• [Work to complete]: Could you give back every entry below exactly, with the pictures dropped?

• [Data for processing]:

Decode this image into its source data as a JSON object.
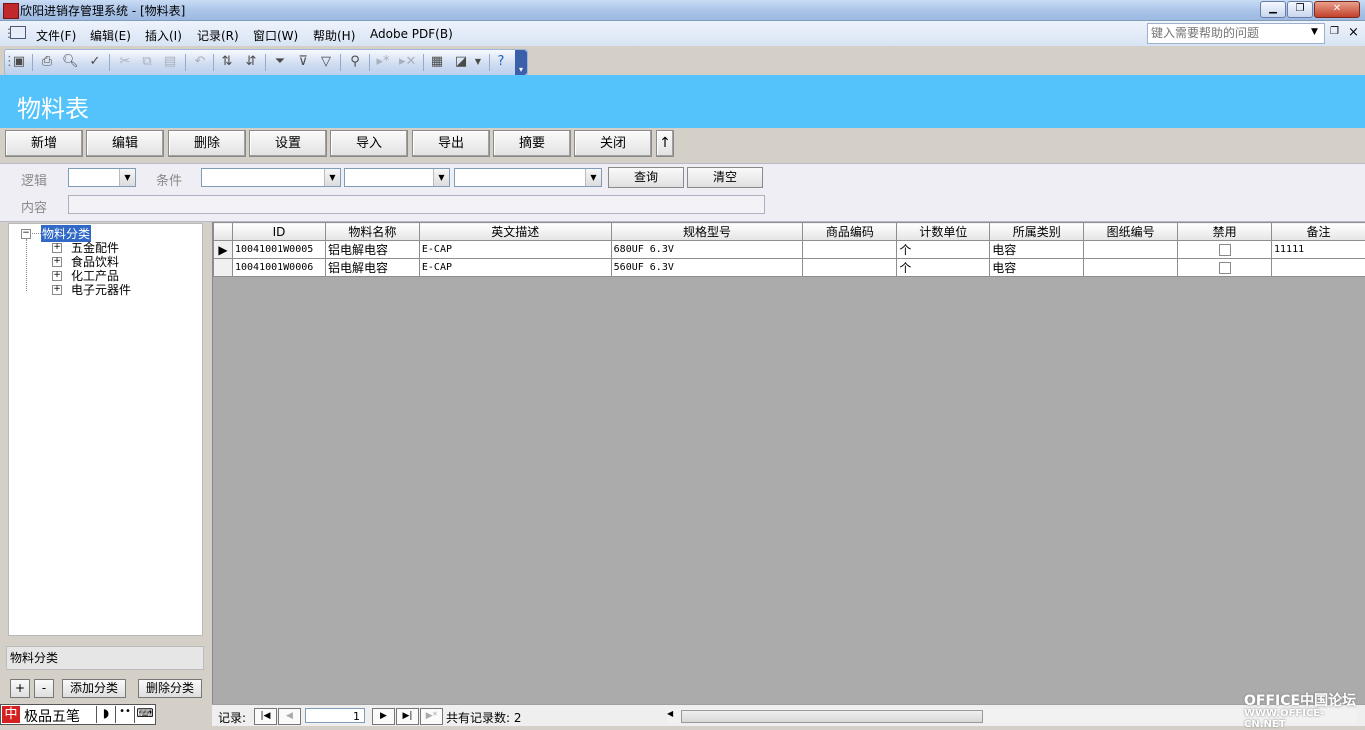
{
  "window": {
    "title": "欣阳进销存管理系统 - [物料表]"
  },
  "menu": [
    "文件(F)",
    "编辑(E)",
    "插入(I)",
    "记录(R)",
    "窗口(W)",
    "帮助(H)",
    "Adobe PDF(B)"
  ],
  "help_box": {
    "placeholder": "键入需要帮助的问题"
  },
  "form": {
    "title": "物料表"
  },
  "commands": [
    "新增",
    "编辑",
    "删除",
    "设置",
    "导入",
    "导出",
    "摘要",
    "关闭",
    "↑"
  ],
  "filter": {
    "logic_label": "逻辑",
    "condition_label": "条件",
    "content_label": "内容",
    "query_button": "查询",
    "clear_button": "清空"
  },
  "tree": {
    "root": "物料分类",
    "children": [
      "五金配件",
      "食品饮料",
      "化工产品",
      "电子元器件"
    ]
  },
  "category_label": "物料分类",
  "tree_buttons": {
    "plus": "+",
    "minus": "-",
    "add": "添加分类",
    "delete": "删除分类"
  },
  "grid": {
    "columns": [
      "ID",
      "物料名称",
      "英文描述",
      "规格型号",
      "商品编码",
      "计数单位",
      "所属类别",
      "图纸编号",
      "禁用",
      "备注"
    ],
    "rows": [
      {
        "id": "10041001W0005",
        "name": "铝电解电容",
        "en": "E-CAP",
        "spec": "680UF 6.3V",
        "code": "",
        "unit": "个",
        "category": "电容",
        "drawing": "",
        "disabled": false,
        "note": "11111",
        "current": true
      },
      {
        "id": "10041001W0006",
        "name": "铝电解电容",
        "en": "E-CAP",
        "spec": "560UF 6.3V",
        "code": "",
        "unit": "个",
        "category": "电容",
        "drawing": "",
        "disabled": false,
        "note": "",
        "current": false
      }
    ]
  },
  "status": {
    "record_label": "记录:",
    "current_record": "1",
    "total": "共有记录数: 2"
  },
  "ime": {
    "label": "极品五笔"
  },
  "watermark": {
    "line1": "OFFICE中国论坛",
    "line2": "WWW.OFFICE-CN.NET"
  },
  "colors": {
    "header_bg": "#55c3fb",
    "grid_bg": "#ababab"
  }
}
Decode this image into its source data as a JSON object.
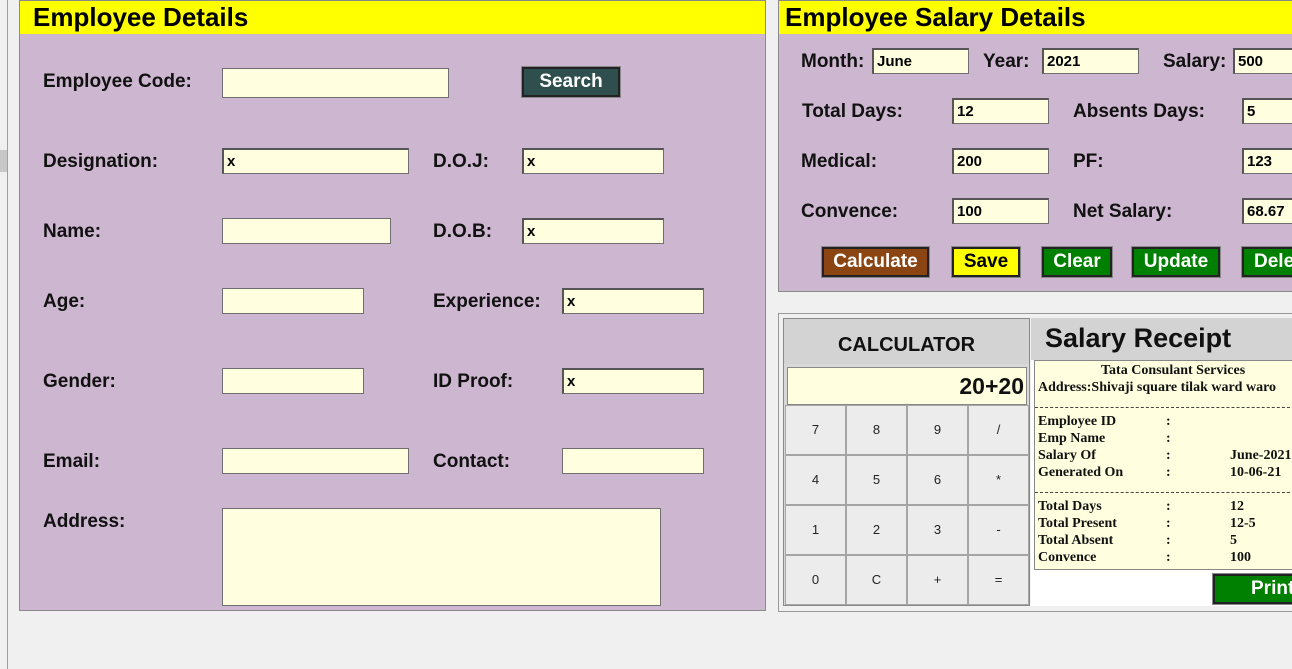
{
  "employee": {
    "title": "Employee Details",
    "code_label": "Employee Code:",
    "code_value": "",
    "search_label": "Search",
    "designation_label": "Designation:",
    "designation_value": "x",
    "doj_label": "D.O.J:",
    "doj_value": "x",
    "name_label": "Name:",
    "name_value": "",
    "dob_label": "D.O.B:",
    "dob_value": "x",
    "age_label": "Age:",
    "age_value": "",
    "experience_label": "Experience:",
    "experience_value": "x",
    "gender_label": "Gender:",
    "gender_value": "",
    "idproof_label": "ID Proof:",
    "idproof_value": "x",
    "email_label": "Email:",
    "email_value": "",
    "contact_label": "Contact:",
    "contact_value": "",
    "address_label": "Address:",
    "address_value": ""
  },
  "salary": {
    "title": "Employee Salary Details",
    "month_label": "Month:",
    "month_value": "June",
    "year_label": "Year:",
    "year_value": "2021",
    "salary_label": "Salary:",
    "salary_value": "500",
    "total_days_label": "Total Days:",
    "total_days_value": "12",
    "absents_label": "Absents Days:",
    "absents_value": "5",
    "medical_label": "Medical:",
    "medical_value": "200",
    "pf_label": "PF:",
    "pf_value": "123",
    "convence_label": "Convence:",
    "convence_value": "100",
    "net_salary_label": "Net Salary:",
    "net_salary_value": "68.67",
    "buttons": {
      "calculate": "Calculate",
      "save": "Save",
      "clear": "Clear",
      "update": "Update",
      "delete": "Dele"
    }
  },
  "calculator": {
    "title": "CALCULATOR",
    "display": "20+20",
    "keys": [
      "7",
      "8",
      "9",
      "/",
      "4",
      "5",
      "6",
      "*",
      "1",
      "2",
      "3",
      "-",
      "0",
      "C",
      "+",
      "="
    ]
  },
  "receipt": {
    "title": "Salary Receipt",
    "company": "Tata Consulant Services",
    "address": "Address:Shivaji square tilak ward waro",
    "rows_top": [
      {
        "label": "Employee ID",
        "sep": ":",
        "value": ""
      },
      {
        "label": "Emp Name",
        "sep": ":",
        "value": ""
      },
      {
        "label": "Salary Of",
        "sep": ":",
        "value": "June-2021"
      },
      {
        "label": "Generated On",
        "sep": ":",
        "value": "10-06-21"
      }
    ],
    "rows_bottom": [
      {
        "label": "Total Days",
        "sep": ":",
        "value": "12"
      },
      {
        "label": "Total Present",
        "sep": ":",
        "value": "12-5"
      },
      {
        "label": "Total Absent",
        "sep": ":",
        "value": "5"
      },
      {
        "label": "Convence",
        "sep": ":",
        "value": "100"
      }
    ],
    "print_label": "Print"
  }
}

• [Result for this task]:
Decode this image into its source data as a JSON object.
{
  "window": {
    "title": "欣阳进销存管理系统 - [物料表]"
  },
  "menu": [
    "文件(F)",
    "编辑(E)",
    "插入(I)",
    "记录(R)",
    "窗口(W)",
    "帮助(H)",
    "Adobe PDF(B)"
  ],
  "help_box": {
    "placeholder": "键入需要帮助的问题"
  },
  "form": {
    "title": "物料表"
  },
  "commands": [
    "新增",
    "编辑",
    "删除",
    "设置",
    "导入",
    "导出",
    "摘要",
    "关闭",
    "↑"
  ],
  "filter": {
    "logic_label": "逻辑",
    "condition_label": "条件",
    "content_label": "内容",
    "query_button": "查询",
    "clear_button": "清空"
  },
  "tree": {
    "root": "物料分类",
    "children": [
      "五金配件",
      "食品饮料",
      "化工产品",
      "电子元器件"
    ]
  },
  "category_label": "物料分类",
  "tree_buttons": {
    "plus": "+",
    "minus": "-",
    "add": "添加分类",
    "delete": "删除分类"
  },
  "grid": {
    "columns": [
      "ID",
      "物料名称",
      "英文描述",
      "规格型号",
      "商品编码",
      "计数单位",
      "所属类别",
      "图纸编号",
      "禁用",
      "备注"
    ],
    "rows": [
      {
        "id": "10041001W0005",
        "name": "铝电解电容",
        "en": "E-CAP",
        "spec": "680UF 6.3V",
        "code": "",
        "unit": "个",
        "category": "电容",
        "drawing": "",
        "disabled": false,
        "note": "11111",
        "current": true
      },
      {
        "id": "10041001W0006",
        "name": "铝电解电容",
        "en": "E-CAP",
        "spec": "560UF 6.3V",
        "code": "",
        "unit": "个",
        "category": "电容",
        "drawing": "",
        "disabled": false,
        "note": "",
        "current": false
      }
    ]
  },
  "status": {
    "record_label": "记录:",
    "current_record": "1",
    "total": "共有记录数: 2"
  },
  "ime": {
    "label": "极品五笔"
  },
  "watermark": {
    "line1": "OFFICE中国论坛",
    "line2": "WWW.OFFICE-CN.NET"
  },
  "colors": {
    "header_bg": "#55c3fb",
    "grid_bg": "#ababab"
  }
}
Decode this image into its source data as a JSON object.
{
  "employee": {
    "title": "Employee Details",
    "code_label": "Employee Code:",
    "code_value": "",
    "search_label": "Search",
    "designation_label": "Designation:",
    "designation_value": "x",
    "doj_label": "D.O.J:",
    "doj_value": "x",
    "name_label": "Name:",
    "name_value": "",
    "dob_label": "D.O.B:",
    "dob_value": "x",
    "age_label": "Age:",
    "age_value": "",
    "experience_label": "Experience:",
    "experience_value": "x",
    "gender_label": "Gender:",
    "gender_value": "",
    "idproof_label": "ID Proof:",
    "idproof_value": "x",
    "email_label": "Email:",
    "email_value": "",
    "contact_label": "Contact:",
    "contact_value": "",
    "address_label": "Address:",
    "address_value": ""
  },
  "salary": {
    "title": "Employee Salary Details",
    "month_label": "Month:",
    "month_value": "June",
    "year_label": "Year:",
    "year_value": "2021",
    "salary_label": "Salary:",
    "salary_value": "500",
    "total_days_label": "Total Days:",
    "total_days_value": "12",
    "absents_label": "Absents Days:",
    "absents_value": "5",
    "medical_label": "Medical:",
    "medical_value": "200",
    "pf_label": "PF:",
    "pf_value": "123",
    "convence_label": "Convence:",
    "convence_value": "100",
    "net_salary_label": "Net Salary:",
    "net_salary_value": "68.67",
    "buttons": {
      "calculate": "Calculate",
      "save": "Save",
      "clear": "Clear",
      "update": "Update",
      "delete": "Dele"
    }
  },
  "calculator": {
    "title": "CALCULATOR",
    "display": "20+20",
    "keys": [
      "7",
      "8",
      "9",
      "/",
      "4",
      "5",
      "6",
      "*",
      "1",
      "2",
      "3",
      "-",
      "0",
      "C",
      "+",
      "="
    ]
  },
  "receipt": {
    "title": "Salary Receipt",
    "company": "Tata Consulant Services",
    "address": "Address:Shivaji square tilak ward waro",
    "rows_top": [
      {
        "label": "Employee ID",
        "sep": ":",
        "value": ""
      },
      {
        "label": "Emp Name",
        "sep": ":",
        "value": ""
      },
      {
        "label": "Salary Of",
        "sep": ":",
        "value": "June-2021"
      },
      {
        "label": "Generated On",
        "sep": ":",
        "value": "10-06-21"
      }
    ],
    "rows_bottom": [
      {
        "label": "Total Days",
        "sep": ":",
        "value": "12"
      },
      {
        "label": "Total Present",
        "sep": ":",
        "value": "12-5"
      },
      {
        "label": "Total Absent",
        "sep": ":",
        "value": "5"
      },
      {
        "label": "Convence",
        "sep": ":",
        "value": "100"
      }
    ],
    "print_label": "Print"
  }
}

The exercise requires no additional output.